The passing was first reported by Brent Zwerneman of Hearst News Services. A source said early indications are Adams’ death was of natural causes but the source stressed the “early indications” aspect.

Adams will be remembered as one of the city’s earliest sports magnates as owner of the Oilers and a member of the so-called “Foolish Club” that along with Dallas millionaire Lamar Hunt created the upstart American Football League and as one of the early investors in the Houston Sports Association group that brought the Colt .45s to Houston in 1962. His Oilers won the first two AFL titles in 1960 and 1961 and lost to Hunt’s Dallas Texans for the 1962 title.

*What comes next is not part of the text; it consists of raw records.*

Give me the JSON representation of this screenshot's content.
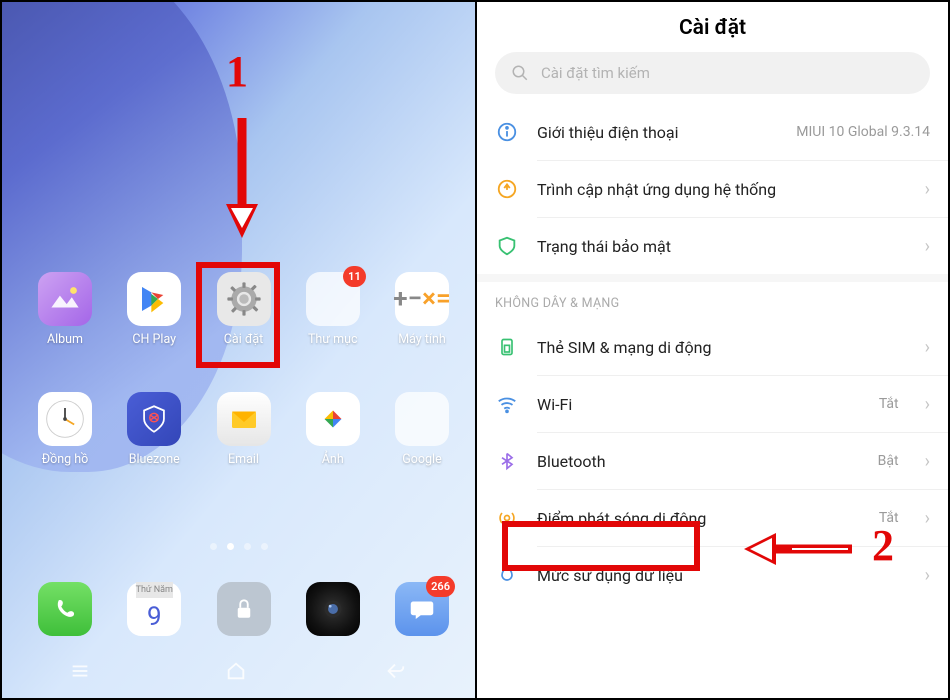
{
  "annotations": {
    "step1": "1",
    "step2": "2"
  },
  "homescreen": {
    "apps": {
      "album": "Album",
      "chplay": "CH Play",
      "settings": "Cài đặt",
      "folder": "Thư mục",
      "calc": "Máy tính",
      "clock": "Đồng hồ",
      "bluezone": "Bluezone",
      "email": "Email",
      "photos": "Ảnh",
      "google": "Google"
    },
    "dock": {
      "calendarDay": "Thứ Năm",
      "calendarNum": "9"
    },
    "badges": {
      "folder": "11",
      "msg": "266"
    }
  },
  "settings": {
    "title": "Cài đặt",
    "searchPlaceholder": "Cài đặt tìm kiếm",
    "sectionHdr": "KHÔNG DÂY & MẠNG",
    "items": {
      "about": {
        "label": "Giới thiệu điện thoại",
        "value": "MIUI 10 Global 9.3.14"
      },
      "update": {
        "label": "Trình cập nhật ứng dụng hệ thống"
      },
      "security": {
        "label": "Trạng thái bảo mật"
      },
      "sim": {
        "label": "Thẻ SIM & mạng di động"
      },
      "wifi": {
        "label": "Wi-Fi",
        "value": "Tắt"
      },
      "bt": {
        "label": "Bluetooth",
        "value": "Bật"
      },
      "hotspot": {
        "label": "Điểm phát sóng di động",
        "value": "Tắt"
      },
      "data": {
        "label": "Mức sử dụng dữ liệu"
      }
    }
  }
}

But he also became in the minds of many a controversial divisive figure who battled with city officials and fellow owners from the 1960s through the 1990s and eventually took his team and left town.

He was preceded in death by less than 72 hours by the man with whom he will be linked forever in Houston sports annals former Oilers coach Bum Phillips. Adams fired Phillips as Oilers coach in December 1980 ending the Oilers’ “Luv Ya Blue” and earning among some Houston sports fans everlasting enmity.

That enmity among some was enforced in the 1980s when he threatened to move the Oilers to Jacksonville Fla. unless Harris County officials increased seating in the Astrodome which they did by ripping out the stadium’s signature scoreboard.